I have included links of what I used.
20 ounces of coconut oil
20 ounces of olive oil
13 ounces of lard/shortening
18 ounces of frozen goats milk (we use our own raw goats milk from our Nigerian Dwarfs)
9 ounces of lye/sodium hydroxide
(optional 1 ounce of essential oil)
bowls or measuring containers
3 glass or stainless steel bowls
a pot for double boiler
Start off by making sure your kitchen surface is clean, hands are washed, and you have all the ingredients you need. Put on your rubber gloves. The lye WILL burn you. It only took one time for me to learn that lesson. Send the kids and pets out of the kitchen.
Measure all of your ingredients
Take your frozen goat milk out of the freezer and chop up into workable pieces. I find it easy to freeze my milk in ice cube trays and filling zip lock freezer bags with 18 ounces ahead of time. Put the cubes into a small or medium stainless steel bowl.
Fill a large stainless steel bowl about 1/4 way full with ice and water.
Put the smaller bowl filled with the frozen goats milk into the larger bowl filled with the ice and water.
Begin to slowly add the lye. A little bit at a time and then use a fork or potato masher to start mixing. After you see the milk begin to melt a little, you can add more. Don't add all the lye at once or you run the risk of burning your milk. This is also the very dangerous part. Lye will burn. Be careful. Wear gloves, long sleeves and even eye protection.
The finished product will look like this:
Leave it in the ice water bowl and move on to the next step.
You are going to melt your oils and fats now. Using a double boiler, fill up the bottom pot about 1/4 to 1/2 full and turn the heat on medium. Place your glass bowl on top.
Add coconut oil to the top bowl to melt.
Add the fat to the bowl to melt.
Mix these two together until they are completely melted. This photo shows that the coconut oil melted first and the fat needed a little longer. Continue to stir.
Once the coconut oil and fat have melted completely, add the olive oil and mix thoroughly.
Allow the oils to cool to around 100 degrees by continuing to stir. This only takes a few minutes.
Add the milk to the oils/fat.
Hand mix for the first 5 minutes.
Using your immersion blender, mix until you get a pudding like consistency. This process takes less than 5 minutes.
At this step, you would mix in your essential oil if you were using any.
Pour your soap into your molds.
Use the rubber spatula to scrape every last bit out of the bowl and into the molds.
If you'd like to dress up your soap, you can add lavender on top.
I spray alcohol on top to prevent the whitening that can occur as it hardens.
Allow to sit for 24 hours to set/harden.
Remove the soap from the molds and cut.
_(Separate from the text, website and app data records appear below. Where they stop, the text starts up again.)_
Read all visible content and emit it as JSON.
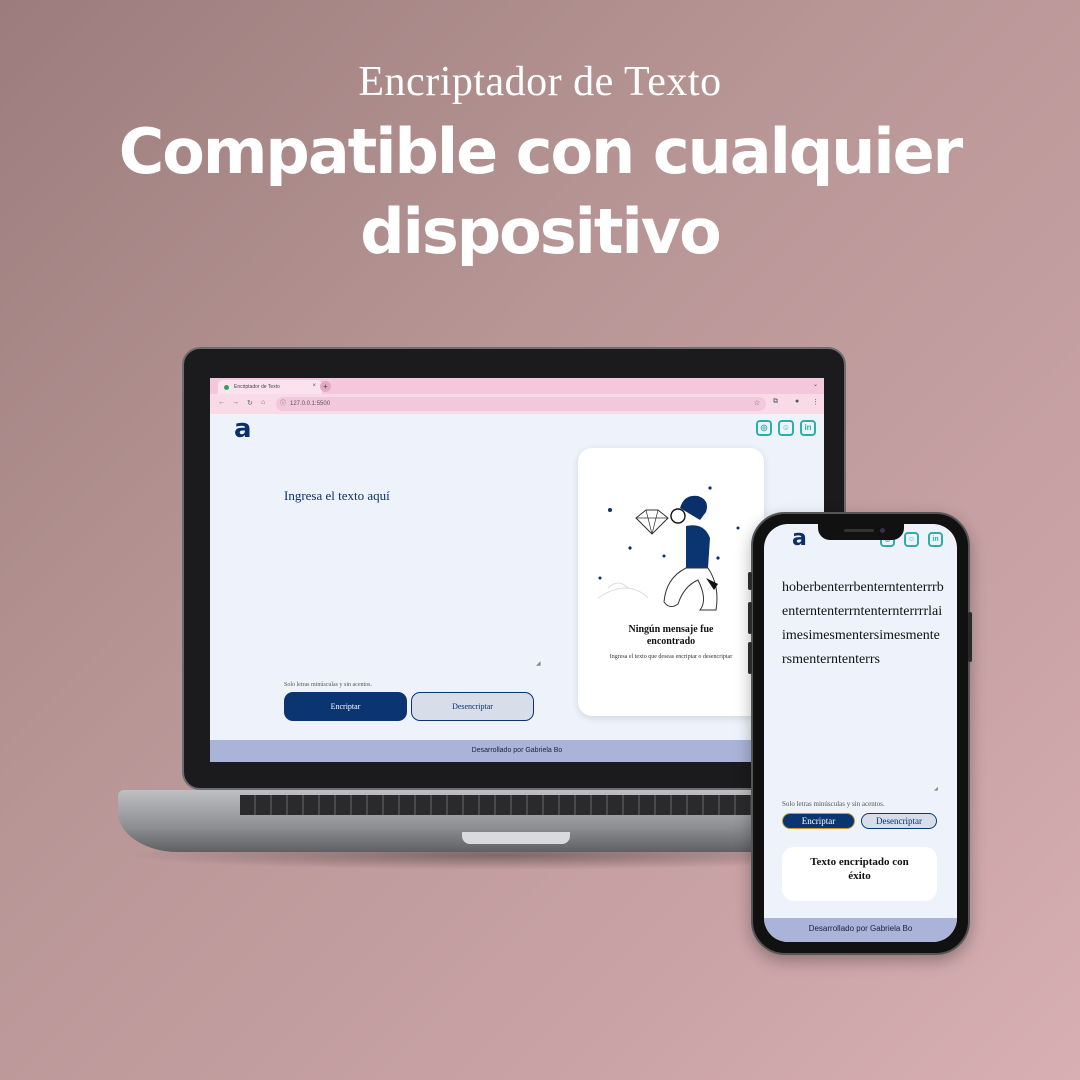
{
  "heading": {
    "subtitle": "Encriptador de Texto",
    "title": "Compatible con cualquier dispositivo"
  },
  "browser": {
    "tab_title": "Encriptador de Texto",
    "tab_close": "×",
    "new_tab": "+",
    "url": "127.0.0.1:5500"
  },
  "app": {
    "logo": "a",
    "social": [
      {
        "icon": "instagram-icon"
      },
      {
        "icon": "github-icon"
      },
      {
        "icon": "linkedin-icon",
        "label": "in"
      }
    ],
    "input_placeholder": "Ingresa el texto aquí",
    "hint": "Solo letras minúsculas y sin acentos.",
    "encrypt_label": "Encriptar",
    "decrypt_label": "Desencriptar",
    "card_title": "Ningún mensaje fue encontrado",
    "card_subtitle": "Ingresa el texto que deseas encriptar o desencriptar",
    "footer": "Desarrollado por Gabriela Bo"
  },
  "phone": {
    "input_text": "hoberbenterrbenterntenterrrbenterntenterrntenternterrrrlaiimesimesmentersimesmentersmenterntenterrs",
    "hint": "Solo letras minúsculas y sin acentos.",
    "encrypt_label": "Encriptar",
    "decrypt_label": "Desencriptar",
    "card_title": "Texto encriptado con éxito",
    "footer": "Desarrollado por Gabriela Bo"
  },
  "colors": {
    "brand_navy": "#0b3570",
    "accent_teal": "#2ab0a7",
    "footer_bg": "#a9b4d8",
    "browser_pink": "#f4c7dc"
  }
}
Put on racks to cure for 4-6 weeks. If you get antsy and want to try it too early, you'll feel the sting from the lye not completely cured. It needs the full time to go through the saponification process. Some people touch the soap with their tongue to see if it's ready. I have bad memories of soap in my mouth as a kid so I just wait until I know it's ready.
WATCH THIS VIDEO OF THE ENTIRE PROCESS.